= MATERIAL PROVIDED =
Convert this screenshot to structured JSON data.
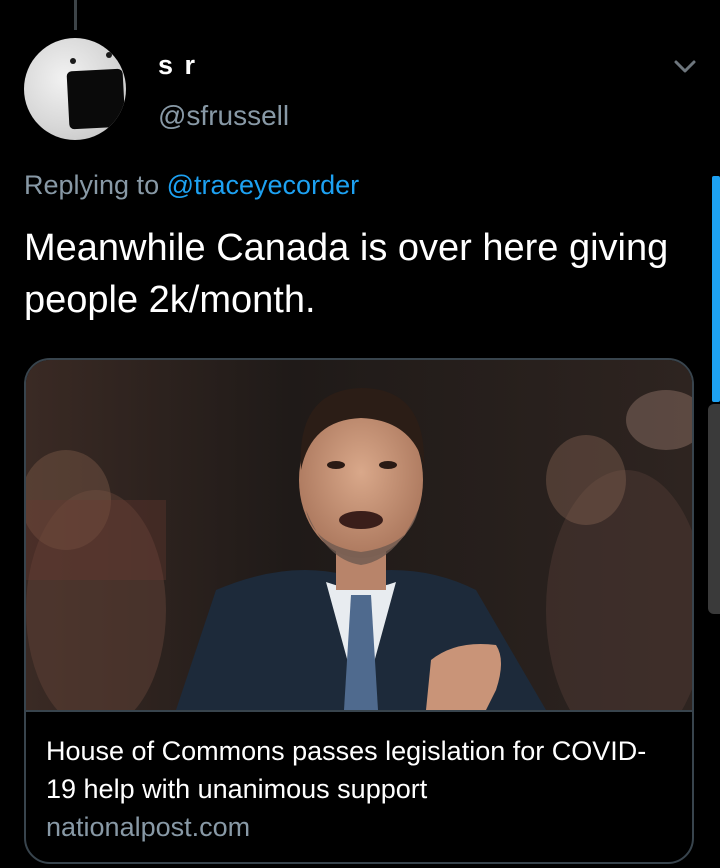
{
  "tweet": {
    "display_name": "s r",
    "handle": "@sfrussell",
    "replying_prefix": "Replying to",
    "replying_to": "@traceyecorder",
    "text": "Meanwhile Canada is over here giving people 2k/month."
  },
  "card": {
    "title": "House of Commons passes legislation for COVID-19 help with unanimous support",
    "domain": "nationalpost.com"
  },
  "icons": {
    "menu": "chevron-down-icon"
  },
  "colors": {
    "background": "#000000",
    "text_primary": "#ffffff",
    "text_secondary": "#8899a6",
    "link": "#1da1f2",
    "border": "#38444d"
  }
}
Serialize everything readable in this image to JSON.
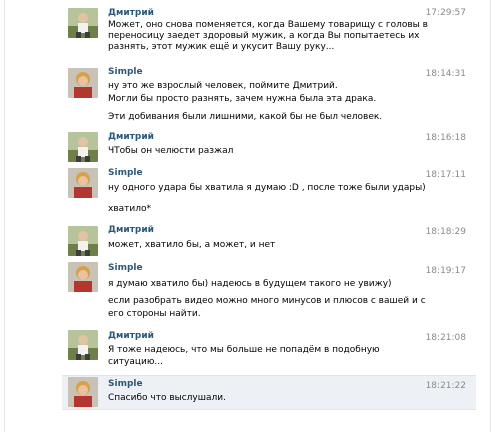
{
  "messages": [
    {
      "sender": "Дмитрий",
      "time": "17:29:57",
      "lines": [
        "Может, оно снова поменяется, когда Вашему товарищу с головы в",
        "переносицу заедет здоровый мужик, а когда Вы попытаетесь их",
        "разнять, этот мужик ещё и укусит Вашу руку..."
      ]
    },
    {
      "sender": "Simple",
      "time": "18:14:31",
      "lines": [
        "ну это же взрослый человек, поймите Дмитрий.",
        "Могли бы просто разнять, зачем нужна была эта драка.",
        "Эти добивания были лишними, какой бы не был человек."
      ]
    },
    {
      "sender": "Дмитрий",
      "time": "18:16:18",
      "lines": [
        "ЧТобы он челюсти разжал"
      ]
    },
    {
      "sender": "Simple",
      "time": "18:17:11",
      "lines": [
        "ну одного удара бы хватила я думаю :D , после тоже были удары)",
        "хватило*"
      ]
    },
    {
      "sender": "Дмитрий",
      "time": "18:18:29",
      "lines": [
        "может, хватило бы, а может, и нет"
      ]
    },
    {
      "sender": "Simple",
      "time": "18:19:17",
      "lines": [
        "я думаю хватило бы) надеюсь в будущем такого не увижу)",
        "если разобрать видео можно много минусов и плюсов с вашей и с",
        "его стороны найти."
      ]
    },
    {
      "sender": "Дмитрий",
      "time": "18:21:08",
      "lines": [
        "Я тоже надеюсь, что мы больше не попадём в подобную",
        "ситуацию..."
      ]
    },
    {
      "sender": "Simple",
      "time": "18:21:22",
      "lines": [
        "Спасибо что выслушали."
      ]
    }
  ],
  "colors": {
    "name": "#2b587a",
    "time": "#8a8a8a",
    "highlight_bg": "#edf1f5"
  }
}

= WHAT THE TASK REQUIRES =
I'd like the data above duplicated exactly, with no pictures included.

= EXERCISE OUTPUT =
Convert this screenshot to structured JSON data.
{
  "tweet": {
    "display_name": "s r",
    "handle": "@sfrussell",
    "replying_prefix": "Replying to",
    "replying_to": "@traceyecorder",
    "text": "Meanwhile Canada is over here giving people 2k/month."
  },
  "card": {
    "title": "House of Commons passes legislation for COVID-19 help with unanimous support",
    "domain": "nationalpost.com"
  },
  "icons": {
    "menu": "chevron-down-icon"
  },
  "colors": {
    "background": "#000000",
    "text_primary": "#ffffff",
    "text_secondary": "#8899a6",
    "link": "#1da1f2",
    "border": "#38444d"
  }
}
Serialize everything readable in this image to JSON.
{
  "messages": [
    {
      "sender": "Дмитрий",
      "time": "17:29:57",
      "lines": [
        "Может, оно снова поменяется, когда Вашему товарищу с головы в",
        "переносицу заедет здоровый мужик, а когда Вы попытаетесь их",
        "разнять, этот мужик ещё и укусит Вашу руку..."
      ]
    },
    {
      "sender": "Simple",
      "time": "18:14:31",
      "lines": [
        "ну это же взрослый человек, поймите Дмитрий.",
        "Могли бы просто разнять, зачем нужна была эта драка.",
        "Эти добивания были лишними, какой бы не был человек."
      ]
    },
    {
      "sender": "Дмитрий",
      "time": "18:16:18",
      "lines": [
        "ЧТобы он челюсти разжал"
      ]
    },
    {
      "sender": "Simple",
      "time": "18:17:11",
      "lines": [
        "ну одного удара бы хватила я думаю :D , после тоже были удары)",
        "хватило*"
      ]
    },
    {
      "sender": "Дмитрий",
      "time": "18:18:29",
      "lines": [
        "может, хватило бы, а может, и нет"
      ]
    },
    {
      "sender": "Simple",
      "time": "18:19:17",
      "lines": [
        "я думаю хватило бы) надеюсь в будущем такого не увижу)",
        "если разобрать видео можно много минусов и плюсов с вашей и с",
        "его стороны найти."
      ]
    },
    {
      "sender": "Дмитрий",
      "time": "18:21:08",
      "lines": [
        "Я тоже надеюсь, что мы больше не попадём в подобную",
        "ситуацию..."
      ]
    },
    {
      "sender": "Simple",
      "time": "18:21:22",
      "lines": [
        "Спасибо что выслушали."
      ]
    }
  ],
  "colors": {
    "name": "#2b587a",
    "time": "#8a8a8a",
    "highlight_bg": "#edf1f5"
  }
}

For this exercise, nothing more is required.